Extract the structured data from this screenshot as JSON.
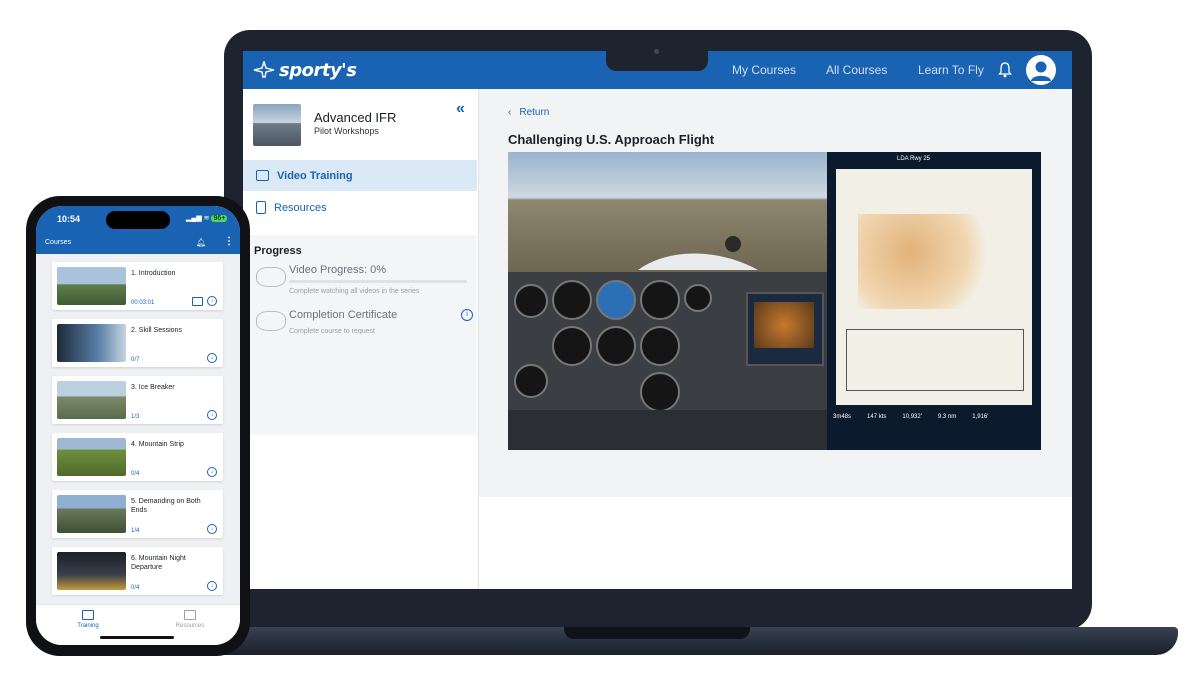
{
  "laptop": {
    "brand": "sporty's",
    "nav": {
      "my_courses": "My Courses",
      "all_courses": "All Courses",
      "learn_to_fly": "Learn To Fly"
    },
    "course": {
      "title": "Advanced IFR",
      "subtitle": "Pilot Workshops"
    },
    "sidebar_items": [
      {
        "label": "Video Training",
        "icon": "video-icon",
        "active": true
      },
      {
        "label": "Resources",
        "icon": "bookmark-icon",
        "active": false
      }
    ],
    "progress": {
      "heading": "Progress",
      "video_label": "Video Progress: 0%",
      "video_value": 0,
      "video_hint": "Complete watching all videos in the series",
      "certificate_label": "Completion Certificate",
      "certificate_hint": "Complete course to request"
    },
    "main": {
      "return_label": "Return",
      "lesson_title": "Challenging U.S. Approach Flight",
      "chart_header": "LDA Rwy 25",
      "status_values": [
        "3m48s",
        "147 kts",
        "10,932'",
        "9.3 nm",
        "1,916'"
      ]
    }
  },
  "phone": {
    "time": "10:54",
    "battery": "96+",
    "header_title": "Courses",
    "lessons": [
      {
        "name": "1. Introduction",
        "meta": "00:03:01",
        "cast": true
      },
      {
        "name": "2. Skill Sessions",
        "meta": "0/7",
        "cast": false
      },
      {
        "name": "3. Ice Breaker",
        "meta": "1/3",
        "cast": false
      },
      {
        "name": "4. Mountain Strip",
        "meta": "0/4",
        "cast": false
      },
      {
        "name": "5. Demanding on Both Ends",
        "meta": "1/4",
        "cast": false
      },
      {
        "name": "6. Mountain Night Departure",
        "meta": "0/4",
        "cast": false
      }
    ],
    "tabs": [
      {
        "label": "Training",
        "active": true
      },
      {
        "label": "Resources",
        "active": false
      }
    ]
  },
  "colors": {
    "brand_blue": "#1a63b3",
    "active_row": "#dbe8f6",
    "device_frame": "#1d2430"
  }
}
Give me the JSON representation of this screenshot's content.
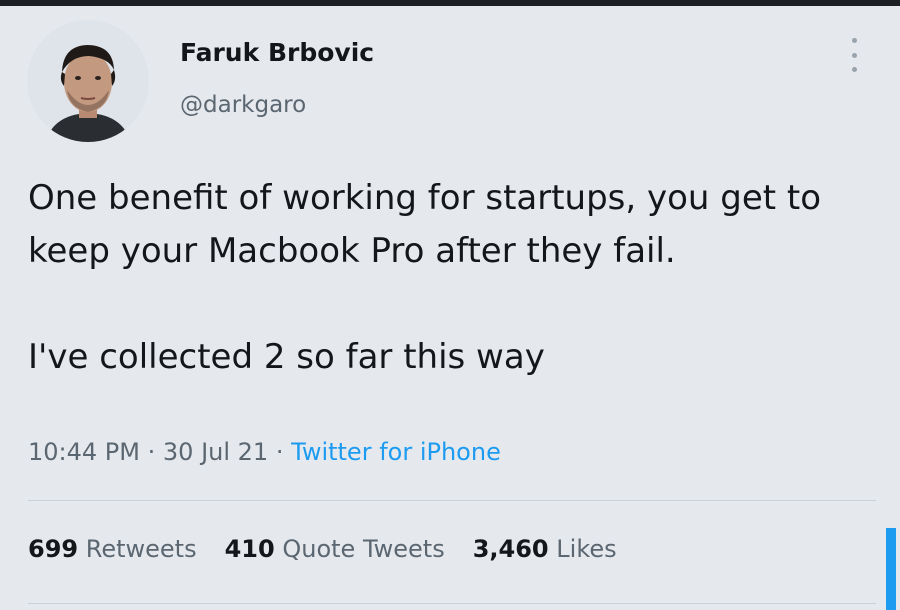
{
  "tweet": {
    "author": {
      "display_name": "Faruk Brbovic",
      "handle": "@darkgaro"
    },
    "text_paragraphs": [
      "One benefit of working for startups, you get to keep your Macbook Pro after they fail.",
      "I've collected 2 so far this way"
    ],
    "time": "10:44 PM",
    "date": "30 Jul 21",
    "separator": "·",
    "source": "Twitter for iPhone",
    "stats": [
      {
        "count": "699",
        "label": "Retweets"
      },
      {
        "count": "410",
        "label": "Quote Tweets"
      },
      {
        "count": "3,460",
        "label": "Likes"
      }
    ]
  },
  "icons": {
    "more": "more-vertical-icon"
  },
  "colors": {
    "background": "#e5e9ee",
    "text": "#14171a",
    "secondary_text": "#5b6670",
    "link": "#1d9bf0"
  }
}
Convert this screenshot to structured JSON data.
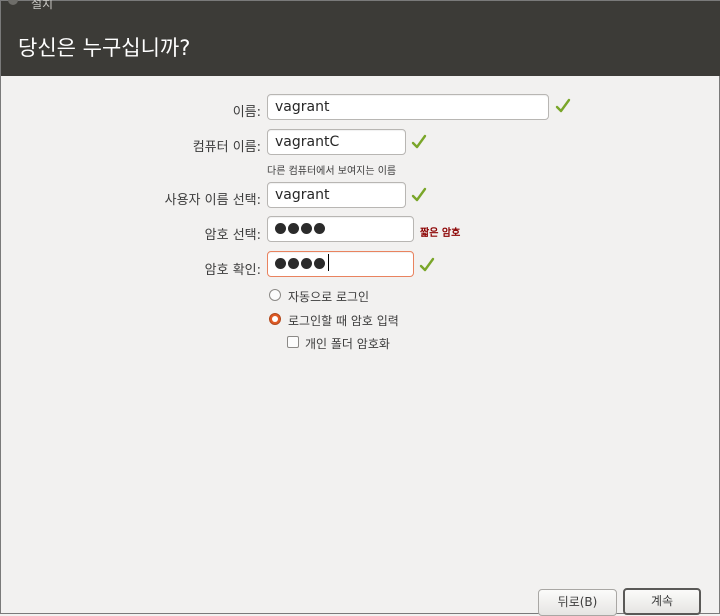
{
  "window": {
    "titlebar_text": "설치"
  },
  "header": {
    "title": "당신은 누구십니까?"
  },
  "form": {
    "name": {
      "label": "이름:",
      "value": "vagrant"
    },
    "computer_name": {
      "label": "컴퓨터 이름:",
      "value": "vagrantC",
      "hint": "다른 컴퓨터에서 보여지는 이름"
    },
    "username": {
      "label": "사용자 이름 선택:",
      "value": "vagrant"
    },
    "password": {
      "label": "암호 선택:",
      "strength": "짧은 암호"
    },
    "password_confirm": {
      "label": "암호 확인:"
    }
  },
  "options": {
    "auto_login": {
      "label": "자동으로 로그인",
      "selected": false
    },
    "require_password": {
      "label": "로그인할 때 암호 입력",
      "selected": true
    },
    "encrypt_home": {
      "label": "개인 폴더 암호화",
      "checked": false
    }
  },
  "buttons": {
    "back": "뒤로(B)",
    "continue": "계속"
  },
  "colors": {
    "header_bg": "#3c3b37",
    "accent": "#e05a25",
    "check": "#7aa629",
    "warning": "#8b0000"
  }
}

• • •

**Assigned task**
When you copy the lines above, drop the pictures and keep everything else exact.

**Written response**
Extract the structured data from this screenshot as JSON.
{
  "laptop": {
    "brand": "sporty's",
    "nav": {
      "my_courses": "My Courses",
      "all_courses": "All Courses",
      "learn_to_fly": "Learn To Fly"
    },
    "course": {
      "title": "Advanced IFR",
      "subtitle": "Pilot Workshops"
    },
    "sidebar_items": [
      {
        "label": "Video Training",
        "icon": "video-icon",
        "active": true
      },
      {
        "label": "Resources",
        "icon": "bookmark-icon",
        "active": false
      }
    ],
    "progress": {
      "heading": "Progress",
      "video_label": "Video Progress: 0%",
      "video_value": 0,
      "video_hint": "Complete watching all videos in the series",
      "certificate_label": "Completion Certificate",
      "certificate_hint": "Complete course to request"
    },
    "main": {
      "return_label": "Return",
      "lesson_title": "Challenging U.S. Approach Flight",
      "chart_header": "LDA Rwy 25",
      "status_values": [
        "3m48s",
        "147 kts",
        "10,932'",
        "9.3 nm",
        "1,916'"
      ]
    }
  },
  "phone": {
    "time": "10:54",
    "battery": "96+",
    "header_title": "Courses",
    "lessons": [
      {
        "name": "1. Introduction",
        "meta": "00:03:01",
        "cast": true
      },
      {
        "name": "2. Skill Sessions",
        "meta": "0/7",
        "cast": false
      },
      {
        "name": "3. Ice Breaker",
        "meta": "1/3",
        "cast": false
      },
      {
        "name": "4. Mountain Strip",
        "meta": "0/4",
        "cast": false
      },
      {
        "name": "5. Demanding on Both Ends",
        "meta": "1/4",
        "cast": false
      },
      {
        "name": "6. Mountain Night Departure",
        "meta": "0/4",
        "cast": false
      }
    ],
    "tabs": [
      {
        "label": "Training",
        "active": true
      },
      {
        "label": "Resources",
        "active": false
      }
    ]
  },
  "colors": {
    "brand_blue": "#1a63b3",
    "active_row": "#dbe8f6",
    "device_frame": "#1d2430"
  }
}
Give me the JSON representation of this screenshot's content.
{
  "tweet": {
    "author": {
      "display_name": "Faruk Brbovic",
      "handle": "@darkgaro"
    },
    "text_paragraphs": [
      "One benefit of working for startups, you get to keep your Macbook Pro after they fail.",
      "I've collected 2 so far this way"
    ],
    "time": "10:44 PM",
    "date": "30 Jul 21",
    "separator": "·",
    "source": "Twitter for iPhone",
    "stats": [
      {
        "count": "699",
        "label": "Retweets"
      },
      {
        "count": "410",
        "label": "Quote Tweets"
      },
      {
        "count": "3,460",
        "label": "Likes"
      }
    ]
  },
  "icons": {
    "more": "more-vertical-icon"
  },
  "colors": {
    "background": "#e5e9ee",
    "text": "#14171a",
    "secondary_text": "#5b6670",
    "link": "#1d9bf0"
  }
}
Convert this screenshot to structured JSON data.
{
  "window": {
    "titlebar_text": "설치"
  },
  "header": {
    "title": "당신은 누구십니까?"
  },
  "form": {
    "name": {
      "label": "이름:",
      "value": "vagrant"
    },
    "computer_name": {
      "label": "컴퓨터 이름:",
      "value": "vagrantC",
      "hint": "다른 컴퓨터에서 보여지는 이름"
    },
    "username": {
      "label": "사용자 이름 선택:",
      "value": "vagrant"
    },
    "password": {
      "label": "암호 선택:",
      "strength": "짧은 암호"
    },
    "password_confirm": {
      "label": "암호 확인:"
    }
  },
  "options": {
    "auto_login": {
      "label": "자동으로 로그인",
      "selected": false
    },
    "require_password": {
      "label": "로그인할 때 암호 입력",
      "selected": true
    },
    "encrypt_home": {
      "label": "개인 폴더 암호화",
      "checked": false
    }
  },
  "buttons": {
    "back": "뒤로(B)",
    "continue": "계속"
  },
  "colors": {
    "header_bg": "#3c3b37",
    "accent": "#e05a25",
    "check": "#7aa629",
    "warning": "#8b0000"
  }
}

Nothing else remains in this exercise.